Articles

F8U-1 "Crusader" Press Release

Written by: David Powell

F8Crusader2015

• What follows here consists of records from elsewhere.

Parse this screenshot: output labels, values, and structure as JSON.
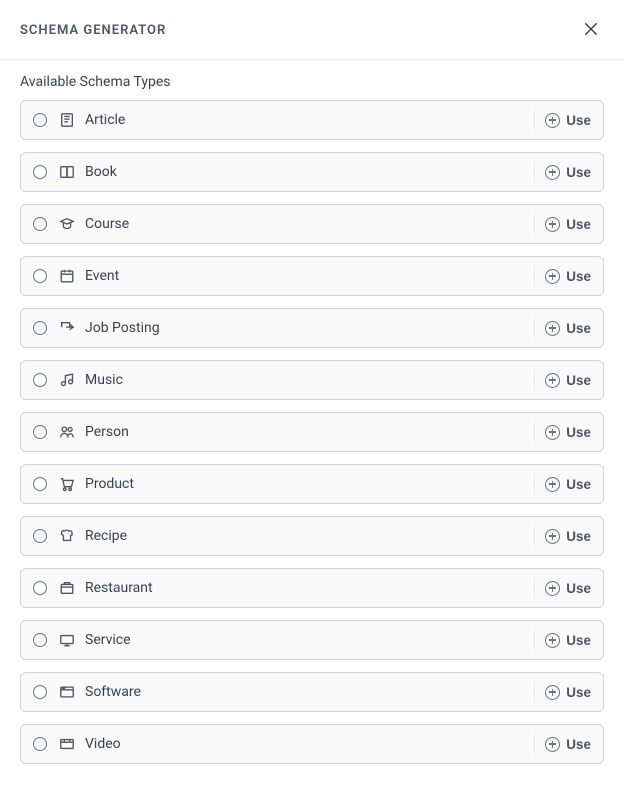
{
  "header": {
    "title": "SCHEMA GENERATOR"
  },
  "subtitle": "Available Schema Types",
  "use_label": "Use",
  "items": [
    {
      "icon": "article",
      "label": "Article"
    },
    {
      "icon": "book",
      "label": "Book"
    },
    {
      "icon": "course",
      "label": "Course"
    },
    {
      "icon": "event",
      "label": "Event"
    },
    {
      "icon": "jobposting",
      "label": "Job Posting"
    },
    {
      "icon": "music",
      "label": "Music"
    },
    {
      "icon": "person",
      "label": "Person"
    },
    {
      "icon": "product",
      "label": "Product"
    },
    {
      "icon": "recipe",
      "label": "Recipe"
    },
    {
      "icon": "restaurant",
      "label": "Restaurant"
    },
    {
      "icon": "service",
      "label": "Service"
    },
    {
      "icon": "software",
      "label": "Software"
    },
    {
      "icon": "video",
      "label": "Video"
    }
  ]
}
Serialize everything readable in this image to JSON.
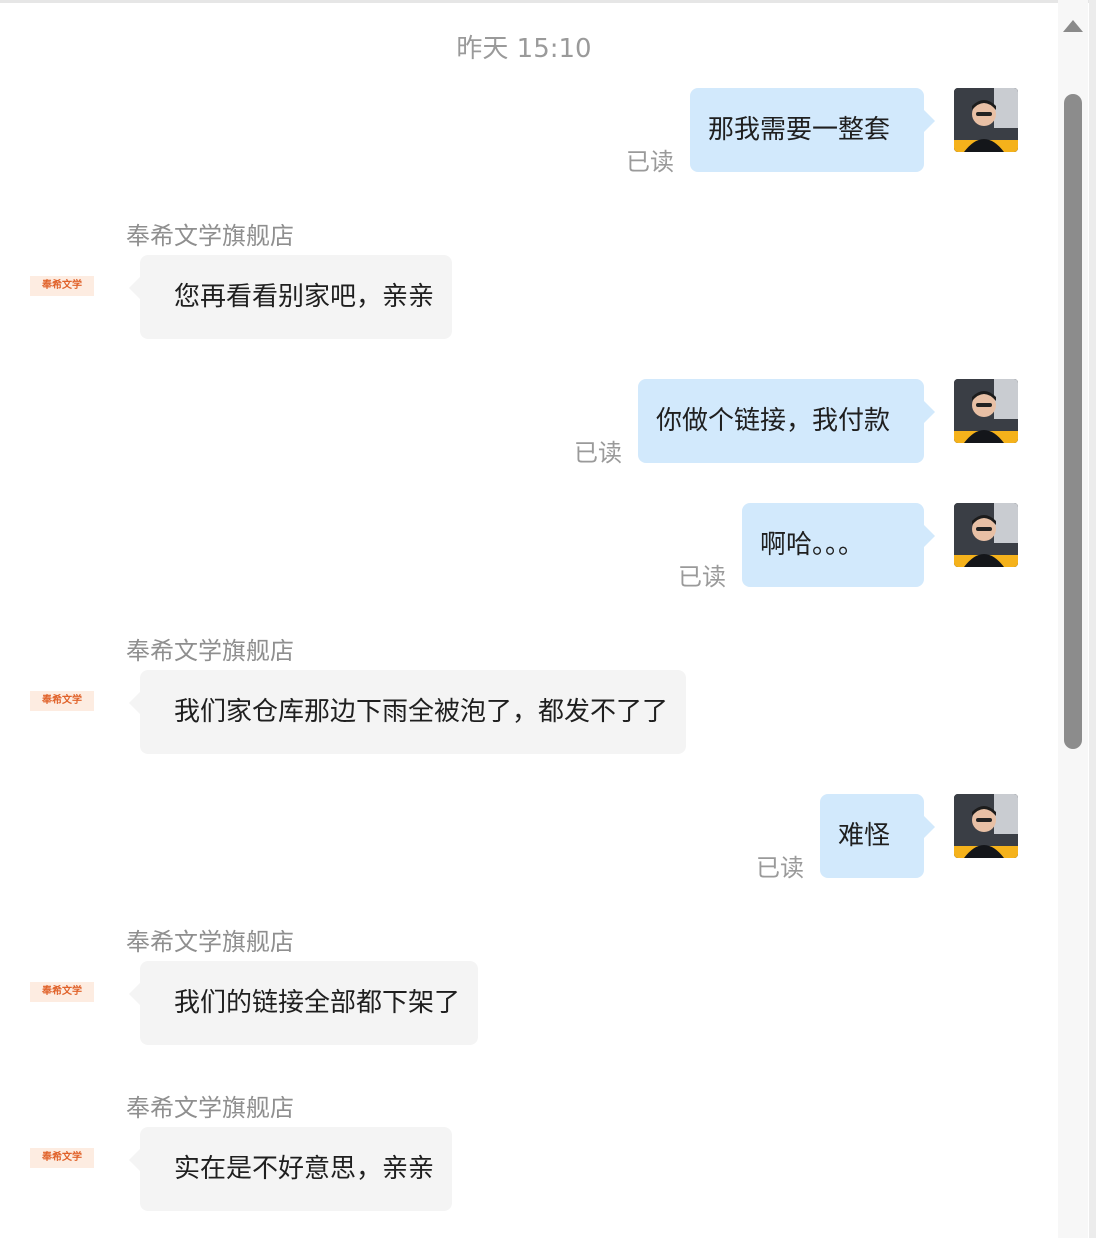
{
  "chat": {
    "timestamp": "昨天 15:10",
    "read_label": "已读",
    "shop_name": "奉希文学旗舰店",
    "shop_logo_text": "奉希文学",
    "messages": [
      {
        "direction": "out",
        "text": "那我需要一整套",
        "status": "已读"
      },
      {
        "direction": "in",
        "sender": "奉希文学旗舰店",
        "text": "您再看看别家吧，亲亲"
      },
      {
        "direction": "out",
        "text": "你做个链接，我付款",
        "status": "已读"
      },
      {
        "direction": "out",
        "text": "啊哈。。。",
        "status": "已读"
      },
      {
        "direction": "in",
        "sender": "奉希文学旗舰店",
        "text": "我们家仓库那边下雨全被泡了，都发不了了"
      },
      {
        "direction": "out",
        "text": "难怪",
        "status": "已读"
      },
      {
        "direction": "in",
        "sender": "奉希文学旗舰店",
        "text": "我们的链接全部都下架了"
      },
      {
        "direction": "in",
        "sender": "奉希文学旗舰店",
        "text": "实在是不好意思，亲亲"
      }
    ]
  },
  "icons": {
    "user_avatar": "user-avatar-photo",
    "shop_logo": "shop-logo-badge",
    "scroll_up": "chevron-up-icon"
  },
  "colors": {
    "outgoing_bubble": "#d2e9fc",
    "incoming_bubble": "#f4f4f4",
    "meta_text": "#9a9a9a",
    "shop_logo": "#e0622a"
  }
}
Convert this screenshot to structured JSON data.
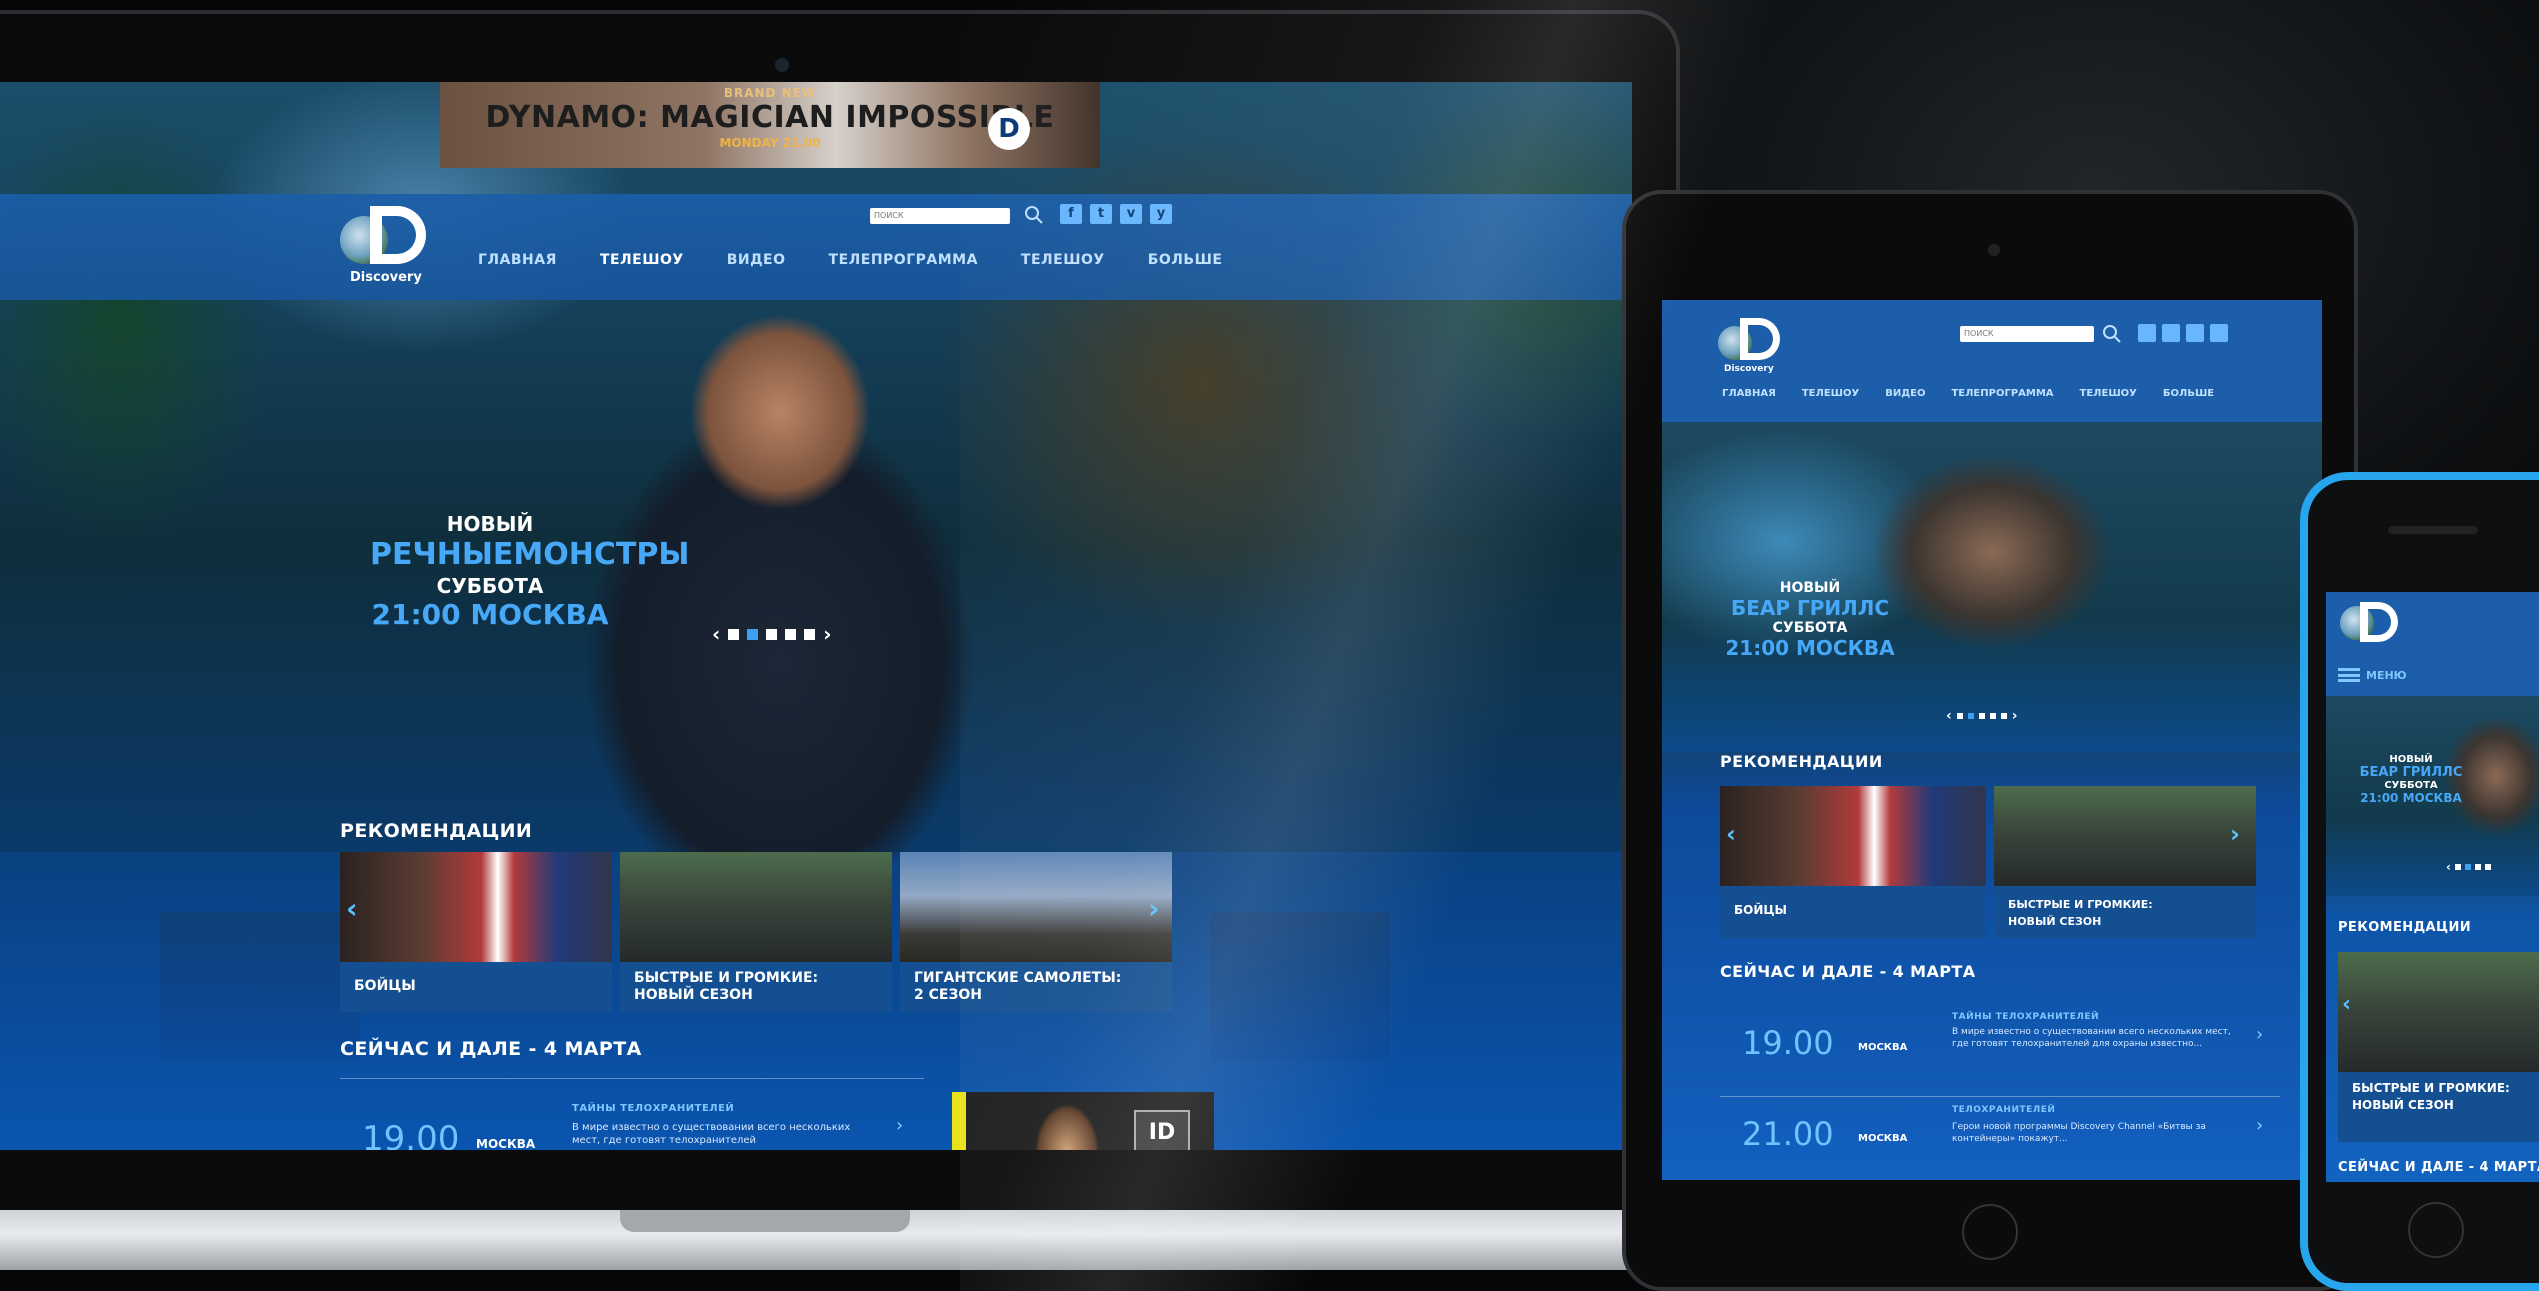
{
  "laptop": {
    "ad": {
      "small": "BRAND NEW",
      "title": "DYNAMO: MAGICIAN IMPOSSIBLE",
      "time": "MONDAY 21.00"
    },
    "search_placeholder": "ПОИСК",
    "nav": [
      "ГЛАВНАЯ",
      "ТЕЛЕШОУ",
      "ВИДЕО",
      "ТЕЛЕПРОГРАММА",
      "ТЕЛЕШОУ",
      "БОЛЬШЕ"
    ],
    "logo_text": "Discovery",
    "social": [
      "f",
      "t",
      "v",
      "y"
    ],
    "hero": {
      "line1": "НОВЫЙ",
      "line2": "РЕЧНЫЕМОНСТРЫ",
      "line3": "СУББОТА",
      "line4": "21:00 МОСКВА"
    },
    "recommendations_title": "РЕКОМЕНДАЦИИ",
    "cards": [
      {
        "caption": "БОЙЦЫ"
      },
      {
        "caption": "БЫСТРЫЕ И ГРОМКИЕ:\nНОВЫЙ СЕЗОН"
      },
      {
        "caption": "ГИГАНТСКИЕ САМОЛЕТЫ:\n2 СЕЗОН"
      }
    ],
    "schedule_title": "СЕЙЧАС И ДАЛЕ - 4 МАРТА",
    "schedule": [
      {
        "time": "19.00",
        "city": "МОСКВА",
        "show": "ТАЙНЫ ТЕЛОХРАНИТЕЛЕЙ",
        "desc": "В мире известно о существовании всего нескольких мест, где готовят телохранителей"
      }
    ],
    "id_badge": "ID"
  },
  "tablet": {
    "search_placeholder": "ПОИСК",
    "logo_text": "Discovery",
    "nav": [
      "ГЛАВНАЯ",
      "ТЕЛЕШОУ",
      "ВИДЕО",
      "ТЕЛЕПРОГРАММА",
      "ТЕЛЕШОУ",
      "БОЛЬШЕ"
    ],
    "hero": {
      "line1": "НОВЫЙ",
      "line2": "БЕАР ГРИЛЛС",
      "line3": "СУББОТА",
      "line4": "21:00 МОСКВА"
    },
    "recommendations_title": "РЕКОМЕНДАЦИИ",
    "cards": [
      {
        "caption": "БОЙЦЫ"
      },
      {
        "caption": "БЫСТРЫЕ И ГРОМКИЕ:\nНОВЫЙ СЕЗОН"
      }
    ],
    "schedule_title": "СЕЙЧАС И ДАЛЕ - 4 МАРТА",
    "schedule": [
      {
        "time": "19.00",
        "city": "МОСКВА",
        "show": "ТАЙНЫ ТЕЛОХРАНИТЕЛЕЙ",
        "desc": "В мире известно о существовании всего нескольких мест, где готовят телохранителей для охраны известно..."
      },
      {
        "time": "21.00",
        "city": "МОСКВА",
        "show": "ТЕЛОХРАНИТЕЛЕЙ",
        "desc": "Герои новой программы Discovery Channel «Битвы за контейнеры» покажут..."
      }
    ]
  },
  "phone": {
    "menu_label": "МЕНЮ",
    "hero": {
      "line1": "НОВЫЙ",
      "line2": "БЕАР ГРИЛЛС",
      "line3": "СУББОТА",
      "line4": "21:00 МОСКВА"
    },
    "recommendations_title": "РЕКОМЕНДАЦИИ",
    "card_caption": "БЫСТРЫЕ И ГРОМКИЕ:\nНОВЫЙ СЕЗОН",
    "schedule_title": "СЕЙЧАС И ДАЛЕ - 4 МАРТА"
  },
  "colors": {
    "accent": "#46a8f6",
    "header": "#1b5ea8",
    "phone_frame": "#27a6ee"
  }
}
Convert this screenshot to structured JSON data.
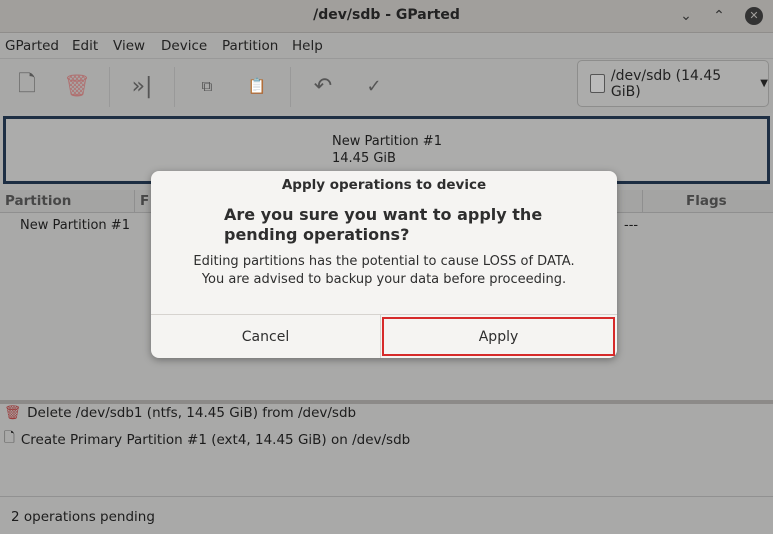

Now, following a painstaking, nine year restoration, the museum’s F-8 Crusader is finally ready to re-enter the limelight. On Sunday, August 30, the restored aircraft will be reintroduced to the public as it moves back into the public exhibit area at the Wings of Freedom Museum. Members of the public are invited to attend this exciting unveiling, which showcases the hard work of dozens of volunteer members of the Delaware Valley Historical Aircraft Association.

 

As it is slowly rolled into position from the restoration hangar, the aircraft will come into public view at about 11:00 a.m. and reach its permanent exhibit location at about noon.

 

The F-8’s first starring role for the military was during the Cuban Missile Crisis in 1962, when it provided the best available low altitude surveillance photographs of the Soviet ballistic missile installations being constructed in Cuba.

 

A few years later, the F-8 would become a crucial element in ensuring American air superiority over southeast Asia during the Vietnam War. U.S. pilots in F-8s were credited with shooting down 19 Soviet-made MiG fighter planes flown by North Vietnamese forces during the course of the conflict. Known in some military aviation circles as “the last gunfighter,” the F-8 was the last U.S. fighter plane to use machine guns, rather than missiles, as its primary weapon.

 

The F-8 Crusader at the Wings of Freedom museum is a F8U-1, the earliest variant of the aircraft. It rolled off the assembly line in December 1957 and entered service with both the Navy and Marine Reserve Fighter Squadrons at Naval Air Station Alameda in California. Later in its service, it was moved to the Willow Grove Naval Air Station, where the DVHAA acquired it after it was decommissioned during the 1970s.

 

For more than a quarter-century, the plane remained on outdoor display at the Willow Grove Naval Air Station in Horsham, exposed to the elements. Badly weathered and in an advanced state of deterioration, it was removed from display in 2006. 38 DVHAA volunteers, many of whom serviced and repaired F-8s and various other types of aircraft during previous military service, have since spent more than 4,600 hours restoring the plane to a state that resembles its original factory appearance.

 

Credentialed members of the press will be admitted to the museum free of charge on August 30. Regular admission to the museum is $6.00 for adults and $4.00 for children. Children under 6 and active duty members of the military are free. Family and group admission rates are available.